- 1-1/4 cups skinned split black lentils (urad dal)
- 1/2 cup yellow split peas (chana dal)
- 2 tsp. kosher salt
- 1 tsp. sugar
- melted ghee
- masala potatoes (recipe follows)
- coconut chutney (optional)
- tamarind chutney (optional)
Rinse rice and dals in a sieve under running water until the water runs clear. Place in a large bowl and cover with 8 cups of cold water. Let sit for 3 hours.
Strain mixture through a sieve and transfer to a blender or food processor.
Add 3-1/2 cups of cold water and purée until smooth (about 5 to 10 minutes) to produce a slightly thick and grainy batter. Cover and let sit at room temperature for 6 to 12 hours to ferment.
Blend 3 cups cold water into the batter along with the salt and sugar. At this point, it is ready to use and can be used immediately, or divided into individual quantities and frozen for use at a later date (which I recommend doing unless you are serving lots of people).
Heat a 10-12-inch nonstick skillet over medium-high heat. Brush lightly with ghee.
Make sure the skillet is sizzling hot before making the first crepe. Using an appropriately-sized ladle, quickly pour approximately 1/3 to 1/2 cup of batter into the center of the pan. Tilt pan immediately with a circular motion so that the batter spreads from the center to the edges of the pan, creating a thin crepe. Return pan to heat as soon as the circle is complete. Continue to cook until the crepe is golden and can be loosened from the pan easily with a spatula.
Spread approximately 1/2 cup of the masala potatoes over half the crepe and fold the other half over the top as you would fold an omelet. Slide out of skillet onto a serving plate and serve warm with chutneys, if desired. Repeat with remaining batter, brushing the skillet with ghee between dosas.
Aloo Masala (South Indian Masala Potatoes)2 lb. Yukon Gold potatoes
1/4 cup vegetable oil
1 tsp. black mustard seeds
1/2 tsp. asafoetida (optional)
1/2 tsp. fenugreek seeds
4 medium-sized cloves of garlic, finely chopped
1 tsp. Sambal Oelek
1 large onion, chopped
1-1/2 Tbsp. ground coriander
1 tsp. ground turmeric
1 (2-inch) piece of fresh ginger, peeled and grated
kosher salt to taste
1/3 cup chopped cilantro (optional)
Cook potatoes in boiling water until just tender, 25-30 minutes; drain, peel and cut into 2-inch pieces.
Heat oil in a 6-qt. saucepan over medium-high heat. Add mustard seeds and fry until they pop, 1-2 minutes. Add asafoetida and fenugreek seeds and continue to cook 1 minute. Add garlic and onion and cook until golden, 8-10 minutes.

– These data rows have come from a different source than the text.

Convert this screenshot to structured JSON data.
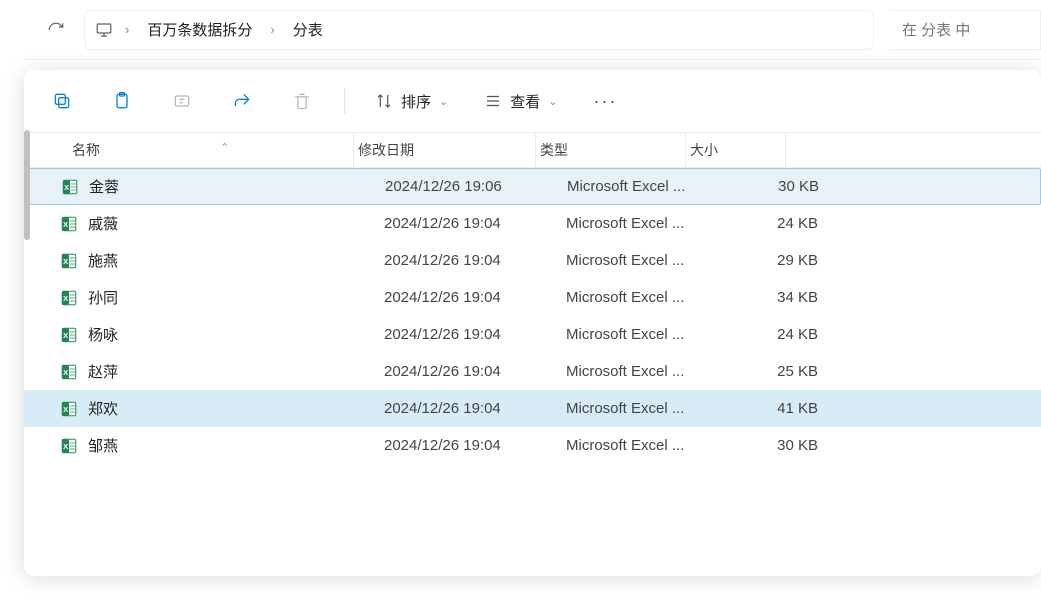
{
  "address": {
    "segments": [
      "百万条数据拆分",
      "分表"
    ]
  },
  "search": {
    "placeholder": "在 分表 中"
  },
  "toolbar": {
    "sort": "排序",
    "view": "查看"
  },
  "columns": {
    "name": "名称",
    "date": "修改日期",
    "type": "类型",
    "size": "大小"
  },
  "rows": [
    {
      "name": "金蓉",
      "date": "2024/12/26 19:06",
      "type": "Microsoft Excel ...",
      "size": "30 KB",
      "state": "selected"
    },
    {
      "name": "戚薇",
      "date": "2024/12/26 19:04",
      "type": "Microsoft Excel ...",
      "size": "24 KB",
      "state": ""
    },
    {
      "name": "施燕",
      "date": "2024/12/26 19:04",
      "type": "Microsoft Excel ...",
      "size": "29 KB",
      "state": ""
    },
    {
      "name": "孙同",
      "date": "2024/12/26 19:04",
      "type": "Microsoft Excel ...",
      "size": "34 KB",
      "state": ""
    },
    {
      "name": "杨咏",
      "date": "2024/12/26 19:04",
      "type": "Microsoft Excel ...",
      "size": "24 KB",
      "state": ""
    },
    {
      "name": "赵萍",
      "date": "2024/12/26 19:04",
      "type": "Microsoft Excel ...",
      "size": "25 KB",
      "state": ""
    },
    {
      "name": "郑欢",
      "date": "2024/12/26 19:04",
      "type": "Microsoft Excel ...",
      "size": "41 KB",
      "state": "hover"
    },
    {
      "name": "邹燕",
      "date": "2024/12/26 19:04",
      "type": "Microsoft Excel ...",
      "size": "30 KB",
      "state": ""
    }
  ]
}
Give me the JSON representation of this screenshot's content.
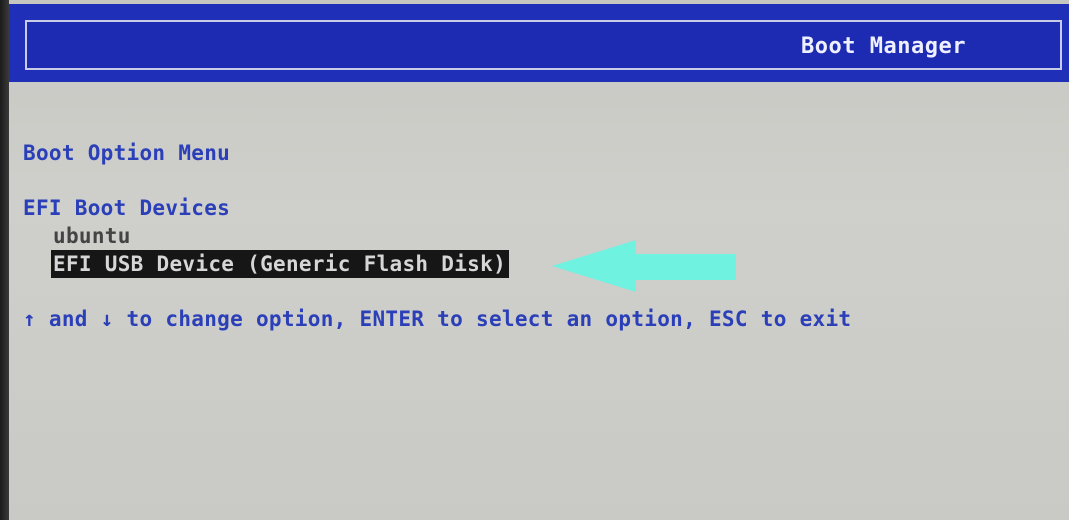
{
  "header": {
    "title": "Boot Manager"
  },
  "menu": {
    "title": "Boot Option Menu",
    "section_label": "EFI Boot Devices",
    "items": [
      {
        "label": "ubuntu",
        "selected": false
      },
      {
        "label": "EFI USB Device (Generic Flash Disk)",
        "selected": true
      }
    ]
  },
  "help": {
    "text": "↑ and ↓ to change option, ENTER to select an option, ESC to exit"
  },
  "annotation": {
    "arrow_icon": "arrow-left-icon",
    "arrow_color": "#6ff2e0"
  },
  "colors": {
    "header_bg": "#1f2fb8",
    "text_blue": "#2a3fb8",
    "screen_bg": "#cbcbc7",
    "selection_bg": "#161616"
  }
}
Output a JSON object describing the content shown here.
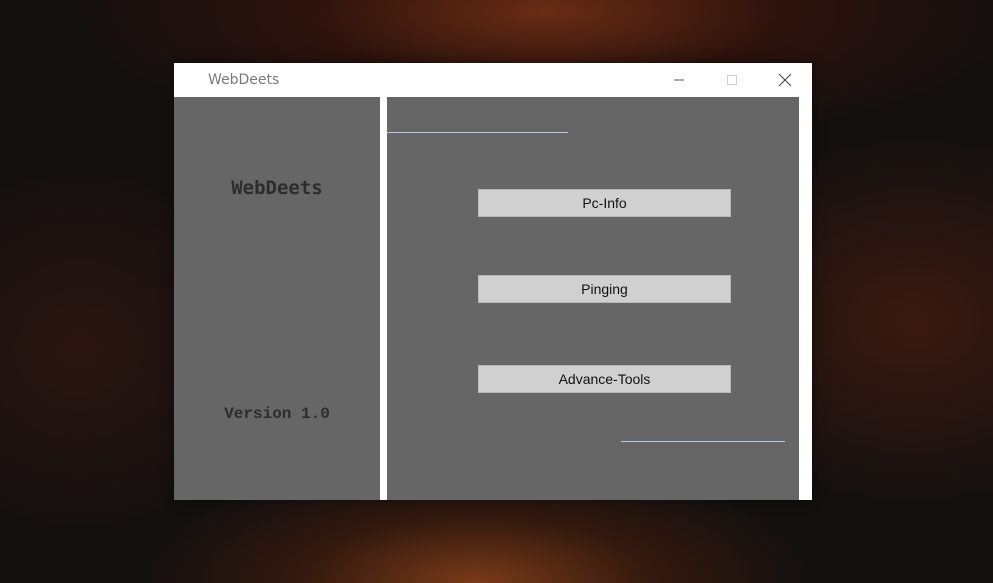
{
  "window": {
    "title": "WebDeets"
  },
  "sidebar": {
    "app_title": "WebDeets",
    "version": "Version 1.0"
  },
  "main": {
    "buttons": [
      {
        "label": "Pc-Info"
      },
      {
        "label": "Pinging"
      },
      {
        "label": "Advance-Tools"
      }
    ]
  },
  "titlebar_icons": {
    "minimize": "minimize-icon",
    "maximize": "maximize-icon",
    "close": "close-icon"
  }
}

Add potatoes, sambal, coriander, turmeric, ginger, salt, and a half cup cold water. Cook mixture until it is bubbling. Reduce heat to medium-low and cook, covered, until potatoes are tender, 8-10 minutes.
Uncover and stir, mashing lightly. Continue to cook until slightly dry, 4-5 minutes. Stir in cilantro if desired.